A lot of the debate has focused on the perceived encroachment of patriarchal conservatism or the frayed “African vs Western” values, but this is almost beside the point. The Constitution is clear about what it protects and how it arrives at balancing opposing rights. The ANC has also been very clear that it has no intention of disobeying the decision of the court. That decision may be motivated by a desire to sharpen a very specific polarity in South Africa – that of the ANC’s people and “the others”.
Ever since the ANC decided that the best way to preserve its hold on the throne is by reminding its people that it is the only party that truly understands the black person’s suffering under apartheid, and it is therefore the only party that can guarantee that blacks will be treated with dignity and respect, its message has changed. A peculiar sort of nationalism has replaced the sunny non-racialism of the immediate post-1994 era.
The signs of this shift in gear are everywhere, but none more obvious than the ANC’s message during election time. “The DA is for whites and not for you,” former ANC Youth League president Julius Malema once told a crowd.
Recently, Western Cape ANC spokesman Mlibo Qoboshiyane uttered a similarly ham-fisted remark in response to the “refugee” controversy. “This... inhumane statement coupled with unfair labelling against school children studying in the Western Cape are further testament to the fact that the DA thinks Western Cape is a place for whites only.”
The ANC has also noted that it is losing support among minorities.
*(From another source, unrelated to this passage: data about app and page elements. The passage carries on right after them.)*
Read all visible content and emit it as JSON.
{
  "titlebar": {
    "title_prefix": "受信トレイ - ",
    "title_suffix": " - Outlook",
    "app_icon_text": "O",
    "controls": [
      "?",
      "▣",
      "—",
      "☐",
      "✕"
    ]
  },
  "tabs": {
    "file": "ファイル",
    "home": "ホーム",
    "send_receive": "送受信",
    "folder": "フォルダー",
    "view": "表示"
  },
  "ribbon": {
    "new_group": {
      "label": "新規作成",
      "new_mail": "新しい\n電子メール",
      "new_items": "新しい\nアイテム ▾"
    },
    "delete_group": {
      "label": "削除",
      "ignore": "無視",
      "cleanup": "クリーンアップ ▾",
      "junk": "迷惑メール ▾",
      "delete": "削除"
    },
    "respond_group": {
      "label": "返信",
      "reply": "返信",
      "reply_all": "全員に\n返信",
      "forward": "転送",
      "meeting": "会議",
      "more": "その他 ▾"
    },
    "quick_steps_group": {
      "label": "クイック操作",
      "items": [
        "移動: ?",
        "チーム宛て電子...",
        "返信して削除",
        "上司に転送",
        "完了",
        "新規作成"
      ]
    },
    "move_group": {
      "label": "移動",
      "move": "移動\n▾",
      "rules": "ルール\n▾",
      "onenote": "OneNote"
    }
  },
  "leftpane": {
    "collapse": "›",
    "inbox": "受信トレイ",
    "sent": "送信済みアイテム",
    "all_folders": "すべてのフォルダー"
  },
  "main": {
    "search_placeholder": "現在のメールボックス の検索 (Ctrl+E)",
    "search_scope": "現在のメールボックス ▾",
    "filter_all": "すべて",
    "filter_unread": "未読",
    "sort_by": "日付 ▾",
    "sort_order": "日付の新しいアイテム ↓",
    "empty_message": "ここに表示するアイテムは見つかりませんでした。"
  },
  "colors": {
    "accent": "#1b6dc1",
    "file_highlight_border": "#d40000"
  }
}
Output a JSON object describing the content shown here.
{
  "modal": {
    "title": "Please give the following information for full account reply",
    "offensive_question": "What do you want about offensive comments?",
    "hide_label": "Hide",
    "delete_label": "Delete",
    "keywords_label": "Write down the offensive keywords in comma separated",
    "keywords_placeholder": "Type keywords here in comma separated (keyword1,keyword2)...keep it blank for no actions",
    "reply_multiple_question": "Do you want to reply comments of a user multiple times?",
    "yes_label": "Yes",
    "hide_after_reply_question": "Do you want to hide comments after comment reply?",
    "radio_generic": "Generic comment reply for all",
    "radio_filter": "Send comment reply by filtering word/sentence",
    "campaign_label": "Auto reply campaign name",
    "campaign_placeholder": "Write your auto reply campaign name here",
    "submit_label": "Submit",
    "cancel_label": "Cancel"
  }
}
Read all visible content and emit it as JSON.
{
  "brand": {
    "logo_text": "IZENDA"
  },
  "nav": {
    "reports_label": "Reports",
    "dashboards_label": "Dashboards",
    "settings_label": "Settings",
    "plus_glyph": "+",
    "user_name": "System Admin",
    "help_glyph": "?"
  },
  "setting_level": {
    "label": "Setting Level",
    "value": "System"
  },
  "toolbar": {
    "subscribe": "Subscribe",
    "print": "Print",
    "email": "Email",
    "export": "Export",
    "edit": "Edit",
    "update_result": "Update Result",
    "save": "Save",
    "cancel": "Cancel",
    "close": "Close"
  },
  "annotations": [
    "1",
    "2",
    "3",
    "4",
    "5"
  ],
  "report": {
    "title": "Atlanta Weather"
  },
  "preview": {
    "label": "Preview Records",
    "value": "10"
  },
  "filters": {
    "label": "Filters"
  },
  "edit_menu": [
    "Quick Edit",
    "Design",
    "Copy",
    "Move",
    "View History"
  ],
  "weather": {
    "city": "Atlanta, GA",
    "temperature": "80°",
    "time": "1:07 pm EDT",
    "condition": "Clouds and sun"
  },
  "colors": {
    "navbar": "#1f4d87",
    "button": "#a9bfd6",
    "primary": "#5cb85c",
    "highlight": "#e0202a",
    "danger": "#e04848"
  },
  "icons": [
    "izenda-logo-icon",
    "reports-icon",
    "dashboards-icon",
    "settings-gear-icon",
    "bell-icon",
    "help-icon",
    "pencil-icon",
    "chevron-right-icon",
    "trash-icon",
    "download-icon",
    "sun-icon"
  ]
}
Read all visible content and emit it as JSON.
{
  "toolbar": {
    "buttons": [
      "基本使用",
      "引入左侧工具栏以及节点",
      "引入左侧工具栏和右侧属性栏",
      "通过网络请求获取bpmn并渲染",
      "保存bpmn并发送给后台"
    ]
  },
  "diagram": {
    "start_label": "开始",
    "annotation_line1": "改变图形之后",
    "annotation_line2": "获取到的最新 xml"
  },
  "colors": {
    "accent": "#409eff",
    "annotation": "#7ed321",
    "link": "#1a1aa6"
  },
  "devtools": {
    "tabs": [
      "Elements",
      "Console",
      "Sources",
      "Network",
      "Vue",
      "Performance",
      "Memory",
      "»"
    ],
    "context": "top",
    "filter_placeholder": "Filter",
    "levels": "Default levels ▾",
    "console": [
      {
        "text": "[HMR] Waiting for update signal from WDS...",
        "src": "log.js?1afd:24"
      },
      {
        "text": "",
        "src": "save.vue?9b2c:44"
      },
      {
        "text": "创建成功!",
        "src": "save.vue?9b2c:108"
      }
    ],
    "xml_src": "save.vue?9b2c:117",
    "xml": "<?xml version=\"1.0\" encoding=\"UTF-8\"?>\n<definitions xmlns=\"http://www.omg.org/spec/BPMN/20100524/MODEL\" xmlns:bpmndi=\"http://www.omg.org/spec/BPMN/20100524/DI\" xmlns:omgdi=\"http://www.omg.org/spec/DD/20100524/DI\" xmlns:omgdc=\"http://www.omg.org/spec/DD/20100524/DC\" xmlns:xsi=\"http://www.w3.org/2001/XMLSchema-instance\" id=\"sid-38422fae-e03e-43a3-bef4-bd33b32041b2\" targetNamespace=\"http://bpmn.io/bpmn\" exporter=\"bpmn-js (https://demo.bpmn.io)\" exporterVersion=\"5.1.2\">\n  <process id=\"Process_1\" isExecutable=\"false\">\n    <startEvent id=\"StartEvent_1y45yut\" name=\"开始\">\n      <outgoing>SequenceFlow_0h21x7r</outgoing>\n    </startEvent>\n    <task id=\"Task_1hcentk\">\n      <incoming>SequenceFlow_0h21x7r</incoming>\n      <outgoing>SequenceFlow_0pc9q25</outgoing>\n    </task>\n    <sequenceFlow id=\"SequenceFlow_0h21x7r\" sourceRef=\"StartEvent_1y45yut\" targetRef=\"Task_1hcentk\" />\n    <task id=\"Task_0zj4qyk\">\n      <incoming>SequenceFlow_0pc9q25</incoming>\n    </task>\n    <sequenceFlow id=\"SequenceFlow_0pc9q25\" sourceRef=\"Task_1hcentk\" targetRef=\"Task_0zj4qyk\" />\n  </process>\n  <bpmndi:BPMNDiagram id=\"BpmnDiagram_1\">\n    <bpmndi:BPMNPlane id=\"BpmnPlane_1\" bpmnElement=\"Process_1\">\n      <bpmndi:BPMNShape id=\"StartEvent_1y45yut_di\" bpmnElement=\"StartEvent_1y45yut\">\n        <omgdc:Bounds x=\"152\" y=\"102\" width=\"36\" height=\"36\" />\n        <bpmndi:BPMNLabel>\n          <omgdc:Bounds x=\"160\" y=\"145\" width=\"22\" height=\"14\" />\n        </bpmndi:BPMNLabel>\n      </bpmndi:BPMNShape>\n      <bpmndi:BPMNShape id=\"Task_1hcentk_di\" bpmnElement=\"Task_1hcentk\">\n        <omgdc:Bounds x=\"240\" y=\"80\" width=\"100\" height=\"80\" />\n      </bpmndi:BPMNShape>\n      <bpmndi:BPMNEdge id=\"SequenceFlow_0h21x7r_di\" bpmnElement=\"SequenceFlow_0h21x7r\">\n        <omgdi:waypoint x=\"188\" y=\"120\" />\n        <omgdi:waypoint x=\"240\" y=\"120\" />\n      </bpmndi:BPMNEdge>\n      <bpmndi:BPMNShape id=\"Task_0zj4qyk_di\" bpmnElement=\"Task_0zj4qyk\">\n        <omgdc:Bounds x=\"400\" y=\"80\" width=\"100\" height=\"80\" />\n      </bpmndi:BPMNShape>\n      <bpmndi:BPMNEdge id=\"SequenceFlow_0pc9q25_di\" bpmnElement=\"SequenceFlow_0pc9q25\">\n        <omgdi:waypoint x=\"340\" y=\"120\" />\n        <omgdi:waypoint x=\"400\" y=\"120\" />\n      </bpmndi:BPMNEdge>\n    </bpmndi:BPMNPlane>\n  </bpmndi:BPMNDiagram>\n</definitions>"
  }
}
Those who once felt that they had a home in the party have moved to other, more welcoming places.
Apartheid took away many things from the black majority, and one of the underestimated affronts was the loss of dignity and pride (that came about through the loss of ancestral land, the erosion of tradition and cultures, to name a few of apartheid’s interventions).
For the ANC to repeatedly bang on the issue of Zuma’s loss of dignity thanks to The Spear is to evoke that sentiment. Once again, an mlungu has treated Africans as less than deserving of respect. Or as Mantashe put it, “[The Spear] says that black people feel no pain and can be portrayed walking around with their genitals in the open. They are objects of ridicule.”
Powerful as it is, the message may slip by unnoticed because it is dog-whistle politics as only the ANC can produce. To some, the court case between the gallery, City Press and the ANC will be about the balancing of rights. Some will be worried that we’re getting dangerously close to the idea of lèse majesté (offending the sovereign), which completely flies in the face of our progressive Constitution.
But for their audience – those most likely to vote for the ANC because of the country’s past – this will be a clear sign that only one party in the land understands their issues. The “others” are happy to offend because they simply don’t respect us.
The tactic won’t work forever. Cosatu general secretary Zwelinzima Vavi has pointed out that the ANC stands in great danger of losing the “born free” vote. The party’s response to that has been to percolate its message to the shrinking (eventually) constituency of apartheid sufferers. For now, as long as the majority of voters were born long before 1994, the ANC will continue to use this dog-whistle tactic to good effect. DM